A divorced parent in Illinois may be at a loss for what to do when their ex-spouse says that they want to meet with a child custody mediator. Understanding what mediation is and what a mediator does are important in these situations.
When an Illinois couple is experiencing marital problems and contemplating divorce, the issues that sparked the strife can be complicated and difficult to get beyond. It may seem simpler to go straight to court. For many couples, however, negotiation and divorce mediation can be a better option.
There are a number of reasons Illinois parents who are going through a divorce might want to work out an agreement for child custody using mediation instead of going to court. Divorce is an adversarial process that might heighten the tension between parents, and this in turn is not good for their children.

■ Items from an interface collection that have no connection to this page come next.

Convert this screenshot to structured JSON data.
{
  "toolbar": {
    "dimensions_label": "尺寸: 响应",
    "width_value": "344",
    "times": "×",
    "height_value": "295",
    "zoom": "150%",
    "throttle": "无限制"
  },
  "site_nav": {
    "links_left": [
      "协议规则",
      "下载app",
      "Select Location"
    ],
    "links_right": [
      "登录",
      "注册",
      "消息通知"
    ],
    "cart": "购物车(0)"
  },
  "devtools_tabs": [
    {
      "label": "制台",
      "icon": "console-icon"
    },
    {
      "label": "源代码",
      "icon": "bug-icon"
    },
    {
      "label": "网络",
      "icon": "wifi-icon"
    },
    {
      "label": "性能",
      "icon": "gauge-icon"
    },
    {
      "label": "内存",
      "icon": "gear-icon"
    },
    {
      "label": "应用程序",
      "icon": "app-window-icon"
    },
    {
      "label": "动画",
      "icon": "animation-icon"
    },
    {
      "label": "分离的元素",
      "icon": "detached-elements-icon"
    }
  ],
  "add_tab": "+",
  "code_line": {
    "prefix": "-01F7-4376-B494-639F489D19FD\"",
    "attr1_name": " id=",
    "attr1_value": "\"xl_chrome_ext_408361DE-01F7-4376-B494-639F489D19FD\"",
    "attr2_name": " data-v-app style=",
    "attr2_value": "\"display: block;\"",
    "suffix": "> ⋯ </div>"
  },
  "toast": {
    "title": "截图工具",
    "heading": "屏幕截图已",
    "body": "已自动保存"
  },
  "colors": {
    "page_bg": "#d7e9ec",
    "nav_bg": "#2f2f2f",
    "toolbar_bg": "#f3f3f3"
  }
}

Some people in Illinois who are getting a divorce might want to consider mediation instead of litigation. Mediation uses a neutral third party to help couples resolve conflict and reach an agreement.
When Illinois couples experience significant marital problems, divorce is often a consideration. While ending a marriage may be the best option for everyone, there is often much that needs to be resolved so the divorce can go forward with a minimum amount of pain and expense. While some couples are able to work out issues surrounding ongoing support, child custody and property division on their own, others need help from a third party.

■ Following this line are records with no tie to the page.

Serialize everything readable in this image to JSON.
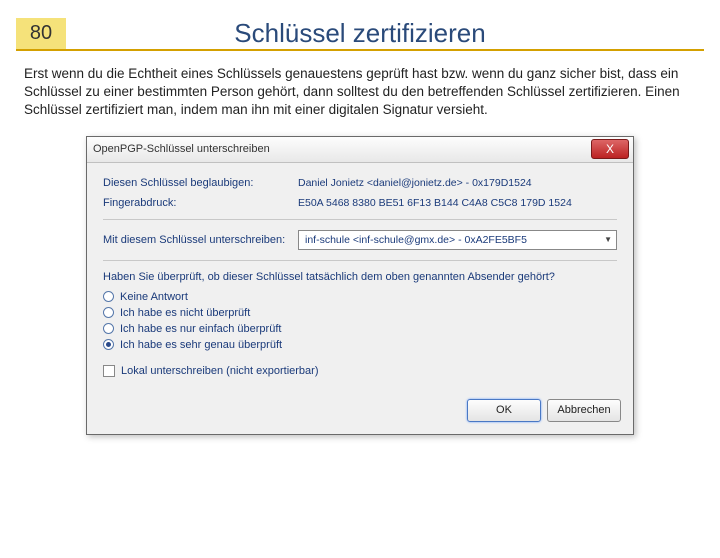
{
  "slide": {
    "number": "80",
    "title": "Schlüssel zertifizieren",
    "body": "Erst wenn du die Echtheit eines Schlüssels genauestens geprüft hast bzw. wenn du ganz sicher bist, dass ein Schlüssel zu einer bestimmten Person gehört, dann solltest du den betreffenden Schlüssel zertifizieren. Einen Schlüssel zertifiziert man, indem man ihn mit einer digitalen Signatur versieht."
  },
  "dialog": {
    "title": "OpenPGP-Schlüssel unterschreiben",
    "close": "X",
    "fields": {
      "certify_label": "Diesen Schlüssel beglaubigen:",
      "certify_value": "Daniel Jonietz <daniel@jonietz.de> - 0x179D1524",
      "fingerprint_label": "Fingerabdruck:",
      "fingerprint_value": "E50A 5468 8380 BE51 6F13 B144 C4A8 C5C8 179D 1524",
      "signwith_label": "Mit diesem Schlüssel unterschreiben:",
      "signwith_value": "inf-schule <inf-schule@gmx.de> - 0xA2FE5BF5"
    },
    "question": "Haben Sie überprüft, ob dieser Schlüssel tatsächlich dem oben genannten Absender gehört?",
    "radios": {
      "r0": "Keine Antwort",
      "r1": "Ich habe es nicht überprüft",
      "r2": "Ich habe es nur einfach überprüft",
      "r3": "Ich habe es sehr genau überprüft"
    },
    "checkbox_label": "Lokal unterschreiben (nicht exportierbar)",
    "buttons": {
      "ok": "OK",
      "cancel": "Abbrechen"
    }
  }
}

When Illinois residents decide to get a divorce, they may turn to mediation. This method of dispute resolution is particularly popular for those who want to keep the talks civil while saving time and money. However, both parties can make mediation even easier if they are willing to prepare before meeting with the mediator.
Child custody and parenting time disputes are the worst. The notion of your ex denying you time with your child can be dirty and underhanded, but it does not help the situation to retaliate against them. It also doesn’t help to give up and simply fade away out of the child’s life.
For any parents who do not both live in the same home with their children, child support is going to be an issue to some extent. After all, a child has a right to receive financial support form both of his or her parents, and this is going to take the form of either actually providing food, shelter and clothing or chipping in financially via a regular payment.
It probably comes as little surprise that people who work in some fields have higher rates of divorce than others by the age of 30. The field with the highest divorce rate? Those who are military first-line enlisted supervisors. The U.S Census Data found that these individuals had a 30 percent divorce rate. That career path involves coordinating enlisted personnel activities and leading operations.